On March 28, 2000, Robert Brownrigg and his wife Melanie, were working late in the Mallick Tower on Summit Avenue when the skies began to darken.
There had been concerns about severe weather and a tornado watch had been issued several hours earlier at 2:53 p.m.
At 6:10 p.m., a tornado warning was issued and, a minute later, the sirens sounded. At 6:22 p.m., a tornado was spotted near the Montgomery Ward building along West Seventh Street. It was headed toward downtown.
“I looked out the window, the rain was going sideways,” Robert Brownrigg said. “You could tell this was going to be an ugly storm.”
In the office next door, Mark Sullivan was also working late. He had talked with his wife on the phone about a possible tornado.
“I didn’t see any tornado,” Sullivan said. “But I saw leaves, twigs and branches going straight from right to left. About this time, Robert said ‘We’re in the debris field.’”
Sullivan and the Brownriggs raced inside the concrete stairwell just as the tornado hit. Over the next minute or so, they made their way down from the 10th floor guided only by flashlight as doors swung out from the floors below.
“I’m going around the corner thinking we’re going to be sucked out,” Sullivan said.
Just as abruptly as it arrived, the F2 tornado departed. They opened the door, and looked out at the devastation on the seventh floor.
“The glass was gone, the walls were gone, the windows were gone,” Sullivan said. “It looked like Beirut after the bombings.”
The Brownriggs and Sullivan had been caught in what would become known as the Fort Worth tornado. The same storm would also produce an F3 tornado in Arlington.

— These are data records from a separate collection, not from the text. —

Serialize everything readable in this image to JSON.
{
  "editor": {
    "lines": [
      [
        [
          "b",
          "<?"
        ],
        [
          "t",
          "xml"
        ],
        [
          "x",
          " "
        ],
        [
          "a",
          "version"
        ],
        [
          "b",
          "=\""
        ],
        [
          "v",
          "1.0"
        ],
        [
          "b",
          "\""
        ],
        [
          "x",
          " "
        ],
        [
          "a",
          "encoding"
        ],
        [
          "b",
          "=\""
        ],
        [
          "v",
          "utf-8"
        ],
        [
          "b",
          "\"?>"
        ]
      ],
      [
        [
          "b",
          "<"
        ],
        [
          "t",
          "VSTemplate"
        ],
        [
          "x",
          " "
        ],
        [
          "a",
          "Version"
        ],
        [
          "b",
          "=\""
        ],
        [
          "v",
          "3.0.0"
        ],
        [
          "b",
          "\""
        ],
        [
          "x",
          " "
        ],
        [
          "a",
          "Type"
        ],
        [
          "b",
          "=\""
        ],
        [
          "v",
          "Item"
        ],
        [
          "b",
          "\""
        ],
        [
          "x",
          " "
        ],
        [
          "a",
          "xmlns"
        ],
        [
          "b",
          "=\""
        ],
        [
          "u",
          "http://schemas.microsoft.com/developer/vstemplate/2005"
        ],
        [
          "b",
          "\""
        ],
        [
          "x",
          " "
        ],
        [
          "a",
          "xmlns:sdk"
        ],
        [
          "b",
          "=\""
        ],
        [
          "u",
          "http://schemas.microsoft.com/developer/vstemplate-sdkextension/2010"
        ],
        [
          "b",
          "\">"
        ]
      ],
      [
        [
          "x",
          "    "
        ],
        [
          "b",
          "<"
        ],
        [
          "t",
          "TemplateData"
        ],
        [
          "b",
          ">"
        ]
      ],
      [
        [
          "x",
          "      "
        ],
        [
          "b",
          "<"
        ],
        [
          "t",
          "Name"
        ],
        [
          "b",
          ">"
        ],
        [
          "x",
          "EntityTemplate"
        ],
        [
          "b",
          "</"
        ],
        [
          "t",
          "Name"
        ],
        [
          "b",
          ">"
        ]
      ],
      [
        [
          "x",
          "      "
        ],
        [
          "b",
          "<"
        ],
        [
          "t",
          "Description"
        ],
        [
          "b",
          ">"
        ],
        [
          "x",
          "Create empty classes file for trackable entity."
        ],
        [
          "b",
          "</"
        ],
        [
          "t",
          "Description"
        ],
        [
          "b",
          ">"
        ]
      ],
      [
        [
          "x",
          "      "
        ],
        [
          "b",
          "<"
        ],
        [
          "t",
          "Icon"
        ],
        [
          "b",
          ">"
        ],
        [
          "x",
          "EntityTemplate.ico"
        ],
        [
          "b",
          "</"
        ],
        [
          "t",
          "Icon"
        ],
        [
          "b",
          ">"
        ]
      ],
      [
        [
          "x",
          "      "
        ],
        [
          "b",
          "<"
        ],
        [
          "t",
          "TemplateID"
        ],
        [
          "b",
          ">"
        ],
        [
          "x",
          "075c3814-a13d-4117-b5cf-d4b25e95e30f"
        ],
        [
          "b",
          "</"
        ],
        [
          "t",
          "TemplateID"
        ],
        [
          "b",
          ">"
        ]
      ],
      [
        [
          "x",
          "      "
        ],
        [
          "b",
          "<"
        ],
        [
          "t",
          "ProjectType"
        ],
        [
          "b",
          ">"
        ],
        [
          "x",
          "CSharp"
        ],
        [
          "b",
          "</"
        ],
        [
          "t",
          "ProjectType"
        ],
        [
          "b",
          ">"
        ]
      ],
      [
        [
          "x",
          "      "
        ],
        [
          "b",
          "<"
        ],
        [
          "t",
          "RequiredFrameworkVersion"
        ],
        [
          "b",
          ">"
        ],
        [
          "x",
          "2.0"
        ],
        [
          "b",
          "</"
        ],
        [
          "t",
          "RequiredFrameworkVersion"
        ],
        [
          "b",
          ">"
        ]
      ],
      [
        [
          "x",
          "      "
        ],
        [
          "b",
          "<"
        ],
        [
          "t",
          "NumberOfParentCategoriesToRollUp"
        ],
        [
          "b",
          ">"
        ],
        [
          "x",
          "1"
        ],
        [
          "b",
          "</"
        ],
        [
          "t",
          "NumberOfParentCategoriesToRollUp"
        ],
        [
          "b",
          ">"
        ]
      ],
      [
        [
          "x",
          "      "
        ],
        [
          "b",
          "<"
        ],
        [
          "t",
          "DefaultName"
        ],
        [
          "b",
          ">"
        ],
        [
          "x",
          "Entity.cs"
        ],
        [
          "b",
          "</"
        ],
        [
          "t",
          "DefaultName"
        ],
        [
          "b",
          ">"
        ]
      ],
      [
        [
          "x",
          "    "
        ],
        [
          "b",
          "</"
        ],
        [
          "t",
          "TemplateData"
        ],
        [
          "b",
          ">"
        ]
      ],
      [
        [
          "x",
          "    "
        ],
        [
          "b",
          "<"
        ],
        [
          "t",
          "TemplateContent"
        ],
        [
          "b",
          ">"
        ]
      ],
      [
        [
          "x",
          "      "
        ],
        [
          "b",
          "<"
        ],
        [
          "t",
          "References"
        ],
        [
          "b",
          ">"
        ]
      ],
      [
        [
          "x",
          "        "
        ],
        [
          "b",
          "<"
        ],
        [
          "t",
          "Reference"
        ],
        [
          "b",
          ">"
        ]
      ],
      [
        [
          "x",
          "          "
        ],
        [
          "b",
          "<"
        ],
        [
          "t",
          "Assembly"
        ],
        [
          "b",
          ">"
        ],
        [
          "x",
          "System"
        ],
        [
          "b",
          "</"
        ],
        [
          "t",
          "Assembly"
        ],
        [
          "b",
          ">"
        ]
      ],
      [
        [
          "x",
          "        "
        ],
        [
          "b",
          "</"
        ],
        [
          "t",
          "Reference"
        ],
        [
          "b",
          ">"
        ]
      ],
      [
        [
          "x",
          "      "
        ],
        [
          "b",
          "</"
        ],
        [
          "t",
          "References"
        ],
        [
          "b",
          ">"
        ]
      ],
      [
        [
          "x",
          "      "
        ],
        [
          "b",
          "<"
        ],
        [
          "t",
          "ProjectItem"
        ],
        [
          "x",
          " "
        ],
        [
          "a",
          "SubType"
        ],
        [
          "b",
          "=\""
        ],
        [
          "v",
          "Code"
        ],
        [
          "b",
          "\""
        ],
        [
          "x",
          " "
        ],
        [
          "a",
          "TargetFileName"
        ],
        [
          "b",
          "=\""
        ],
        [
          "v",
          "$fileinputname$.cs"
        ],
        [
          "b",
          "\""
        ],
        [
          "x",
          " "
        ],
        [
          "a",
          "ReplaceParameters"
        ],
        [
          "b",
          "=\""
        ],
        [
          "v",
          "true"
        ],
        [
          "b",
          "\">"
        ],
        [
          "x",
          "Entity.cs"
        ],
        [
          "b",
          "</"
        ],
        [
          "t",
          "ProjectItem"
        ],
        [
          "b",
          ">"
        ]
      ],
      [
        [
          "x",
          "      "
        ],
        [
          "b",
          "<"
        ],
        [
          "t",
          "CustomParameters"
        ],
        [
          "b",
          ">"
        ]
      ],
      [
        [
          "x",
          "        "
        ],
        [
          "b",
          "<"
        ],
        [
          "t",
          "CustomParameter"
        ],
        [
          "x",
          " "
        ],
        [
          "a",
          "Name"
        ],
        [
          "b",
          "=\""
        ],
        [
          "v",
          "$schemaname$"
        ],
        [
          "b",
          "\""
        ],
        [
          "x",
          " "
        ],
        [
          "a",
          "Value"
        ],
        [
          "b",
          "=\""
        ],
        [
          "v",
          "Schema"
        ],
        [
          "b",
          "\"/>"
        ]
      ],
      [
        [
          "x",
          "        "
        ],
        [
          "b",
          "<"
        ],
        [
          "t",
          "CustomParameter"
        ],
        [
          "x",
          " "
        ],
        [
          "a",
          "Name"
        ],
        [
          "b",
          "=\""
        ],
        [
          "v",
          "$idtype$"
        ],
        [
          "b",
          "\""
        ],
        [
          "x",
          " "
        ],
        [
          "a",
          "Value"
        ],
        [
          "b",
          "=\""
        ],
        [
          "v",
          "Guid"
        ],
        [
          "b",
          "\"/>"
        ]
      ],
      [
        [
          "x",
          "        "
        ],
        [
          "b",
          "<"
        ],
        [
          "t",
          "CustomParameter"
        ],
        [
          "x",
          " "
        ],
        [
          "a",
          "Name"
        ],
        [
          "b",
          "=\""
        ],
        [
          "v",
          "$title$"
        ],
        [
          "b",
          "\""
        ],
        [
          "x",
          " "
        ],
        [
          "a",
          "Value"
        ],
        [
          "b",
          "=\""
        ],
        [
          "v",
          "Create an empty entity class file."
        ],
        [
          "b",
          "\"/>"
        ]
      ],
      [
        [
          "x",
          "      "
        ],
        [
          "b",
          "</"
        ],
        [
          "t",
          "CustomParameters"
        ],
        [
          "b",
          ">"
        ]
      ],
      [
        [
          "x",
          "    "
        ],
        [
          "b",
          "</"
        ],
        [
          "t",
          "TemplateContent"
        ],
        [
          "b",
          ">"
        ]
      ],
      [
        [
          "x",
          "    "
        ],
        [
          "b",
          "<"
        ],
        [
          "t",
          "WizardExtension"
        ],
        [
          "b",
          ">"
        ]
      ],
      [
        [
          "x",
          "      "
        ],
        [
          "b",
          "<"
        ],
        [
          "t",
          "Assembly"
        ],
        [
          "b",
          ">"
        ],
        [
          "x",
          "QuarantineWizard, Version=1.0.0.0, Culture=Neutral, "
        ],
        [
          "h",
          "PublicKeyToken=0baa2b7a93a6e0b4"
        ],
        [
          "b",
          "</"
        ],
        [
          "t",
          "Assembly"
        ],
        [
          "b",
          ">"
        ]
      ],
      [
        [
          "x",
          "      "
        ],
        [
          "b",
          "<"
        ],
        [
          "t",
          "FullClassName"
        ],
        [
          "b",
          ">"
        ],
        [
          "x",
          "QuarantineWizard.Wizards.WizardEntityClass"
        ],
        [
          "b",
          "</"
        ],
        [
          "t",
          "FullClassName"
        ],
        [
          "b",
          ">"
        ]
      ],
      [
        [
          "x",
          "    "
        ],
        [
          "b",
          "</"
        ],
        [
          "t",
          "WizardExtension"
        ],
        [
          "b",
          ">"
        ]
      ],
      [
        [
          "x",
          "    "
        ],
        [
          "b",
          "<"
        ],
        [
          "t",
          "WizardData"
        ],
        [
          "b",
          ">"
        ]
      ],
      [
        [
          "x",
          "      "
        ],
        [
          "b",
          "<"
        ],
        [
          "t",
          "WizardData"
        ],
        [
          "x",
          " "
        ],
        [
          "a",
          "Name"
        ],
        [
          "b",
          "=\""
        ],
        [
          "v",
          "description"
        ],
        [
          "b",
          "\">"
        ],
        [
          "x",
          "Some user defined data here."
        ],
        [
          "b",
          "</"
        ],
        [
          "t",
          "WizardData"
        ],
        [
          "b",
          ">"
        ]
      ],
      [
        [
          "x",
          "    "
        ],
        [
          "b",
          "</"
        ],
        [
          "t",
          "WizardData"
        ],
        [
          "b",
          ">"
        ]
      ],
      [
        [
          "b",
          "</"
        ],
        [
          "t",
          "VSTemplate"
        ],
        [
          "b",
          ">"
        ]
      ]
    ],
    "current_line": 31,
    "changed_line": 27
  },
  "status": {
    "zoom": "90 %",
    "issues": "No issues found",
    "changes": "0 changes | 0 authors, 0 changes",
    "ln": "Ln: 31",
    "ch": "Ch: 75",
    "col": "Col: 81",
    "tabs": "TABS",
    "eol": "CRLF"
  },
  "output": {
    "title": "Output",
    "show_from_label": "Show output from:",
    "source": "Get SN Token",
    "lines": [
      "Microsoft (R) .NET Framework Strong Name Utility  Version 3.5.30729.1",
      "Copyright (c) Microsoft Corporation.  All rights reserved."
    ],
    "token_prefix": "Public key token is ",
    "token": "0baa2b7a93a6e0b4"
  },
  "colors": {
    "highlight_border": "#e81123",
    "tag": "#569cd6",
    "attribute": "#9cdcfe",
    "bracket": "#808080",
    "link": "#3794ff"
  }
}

The tornado killed two people in Fort Worth and caused $400 million in damage, making it the 21st costliest storm in Texas, according to the Insurance Council of Texas.
The tornado crushed homes in the Linwood neighborhood and pummeled a warehouse behind the Montgomery Ward building.
Then it moved east, hitting smaller structures such as the Sweet Shop before jumping the Clear Fork of the Trinity River and slamming into the Cash America Building, Calvary Cathedral, Mallick Tower and the Bank One building as it lifted off the ground. Numerous other buildings along West Seventh and downtown also sustained damage.
“I think by the next morning we pretty much understood the scale of the damage that had occurred,” said former Fort Worth Mayor Kenneth Barr.
Initially 20 to 25 blocks of downtown were closed as concerns about falling glass from downtown skyscrapers continued.
But the storm also provided an opportunity.
It may not have caused the redevelopment along the West Seventh corridor but it certainly added momentum to the effort.
“I think it gave us an opportunity we probably wouldn’t have had,” said Fort Worth architect and urban planner Phillip Poole, who heads TownSite, a real estate development firm that has done projects on the west side and Near Southside of Fort Worth.
And the area has soared in value.
The assessed the value of the storm-damaged areas of downtown and the Cultural District have increased 359 percent from 2000 to 2018, from $1.63 billion to $7.48 billion, according to the Tarrant Appraisal District.
“Nobody wants to experience a tornado but the destruction of that tornado forced people to think differently about redevelopment,” said assistant cty manager Fernando Costa.
The Bank One building downtown was the biggest symbol of the tornado, as it sat empty for several years covered in plywood.
“The fire department was concerned that it was a significant fire hazard,” Barr said. “Getting the building either torn down or back into a productive use was critical.”
Fort Worth billionaire Ed Bass, through Block 82 partners, bought the building in March 2001 and intended to tear it down until demolition and asbestos removal costs became too expensive, according to Star-Telegram archives.
“It was a big eyesore and a very prominent feature in the downtown skyline and yet it was not practical to demolish it,” Costa said. “Fortunately, a solution emerged to save the building by reconfiguring it.”
“Before The Tower, experts tended to be skeptical about whether anyone would want to buy a condominium in downtown Fort Worth,” Costa said. “When The Tower opened, lines stretched around the block.”
Though it wasn’t hit by the tornado, plans to tear down the old Ripley-Arnold public housing project and build a new Radio Shack corporate campus — now Tarrant County College’s Trinity River campus — also helped persuade investors that downtown was ripe for residential housing, Barr said.
The Calvary Cathedral site would become home to the Pier 1 Imports Building. The Cash America building and Mallick Tower would be renovated.
The Linwood neighborhood would slowly transform into town homes and apartments but a few of the simple wood-frame homes remain.
And the developments along West Seventh would keep coming.
“I think overall it’s a good thing,” said Fort Worth architect John Roberts, who runs the fortwortharchitecture.com website.
Roberts was unwittingly caught in the tornado while attending a meeting at the Sanger Building, where he was forced to take cover as the windows blew out of what was then the Modern at Sundance Square.
“I think it probably would have happened without the tornado but maybe not as rapidly as it did,” Roberts said, referring to the development. “There are parts of it I like and parts that I don’t but that’s always the case.”